Lines with "WordPress": pull these out of the listing below.

====== Given records ======

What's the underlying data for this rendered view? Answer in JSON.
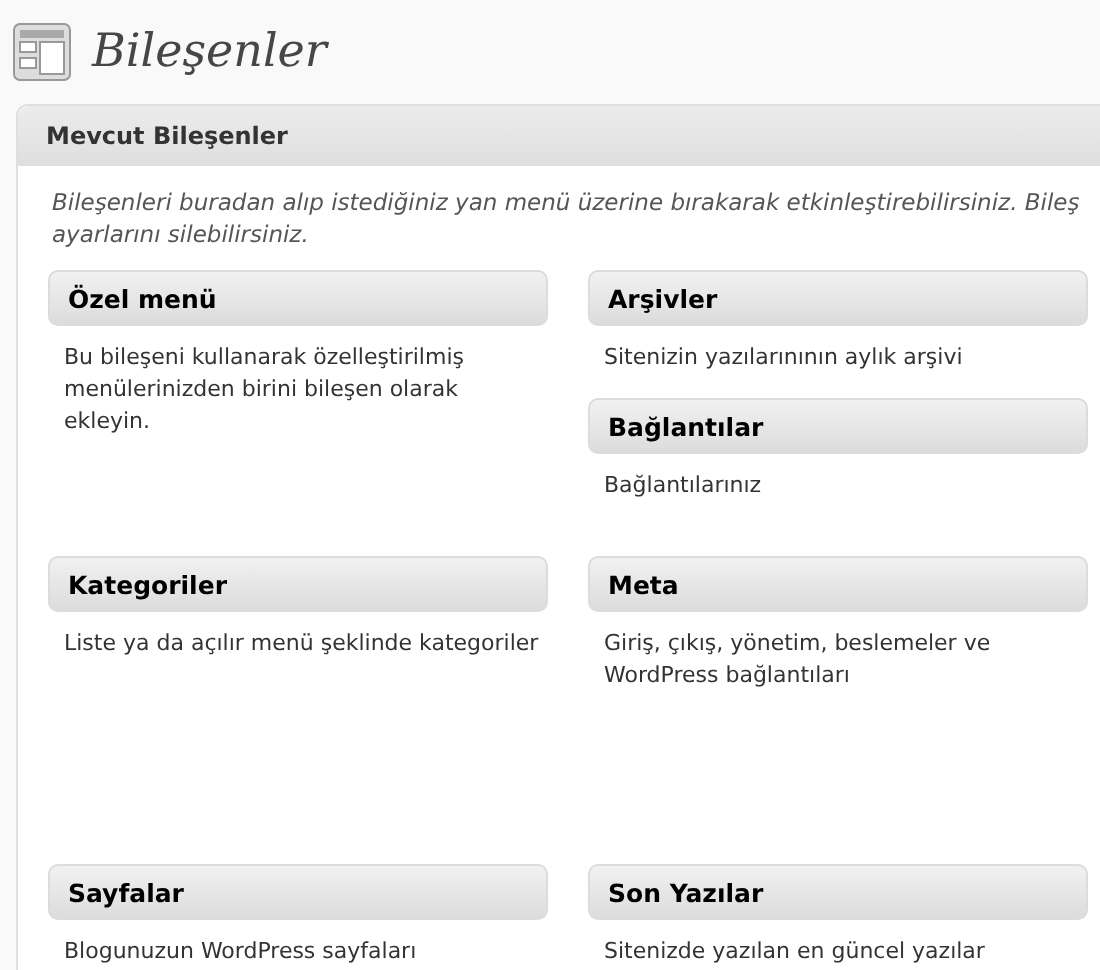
{
  "page_title": "Bileşenler",
  "panel": {
    "title": "Mevcut Bileşenler",
    "description": "Bileşenleri buradan alıp istediğiniz yan menü üzerine bırakarak etkinleştirebilirsiniz. Bileş ayarlarını silebilirsiniz.",
    "rows": [
      {
        "columns": [
          [
            {
              "title": "Özel menü",
              "description": "Bu bileşeni kullanarak özelleştirilmiş menülerinizden birini bileşen olarak ekleyin."
            }
          ],
          [
            {
              "title": "Arşivler",
              "description": "Sitenizin yazılarınının aylık arşivi"
            },
            {
              "title": "Bağlantılar",
              "description": "Bağlantılarınız"
            }
          ]
        ]
      },
      {
        "columns": [
          [
            {
              "title": "Kategoriler",
              "description": "Liste ya da açılır menü şeklinde kategoriler"
            }
          ],
          [
            {
              "title": "Meta",
              "description": "Giriş, çıkış, yönetim, beslemeler ve WordPress bağlantıları"
            }
          ]
        ]
      },
      {
        "columns": [
          [
            {
              "title": "Sayfalar",
              "description": "Blogunuzun WordPress sayfaları"
            }
          ],
          [
            {
              "title": "Son Yazılar",
              "description": "Sitenizde yazılan en güncel yazılar"
            }
          ]
        ]
      }
    ]
  }
}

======

**Answer to this task:**
              "description": "Giriş, çıkış, yönetim, beslemeler ve WordPress bağlantıları"
              "description": "Blogunuzun WordPress sayfaları"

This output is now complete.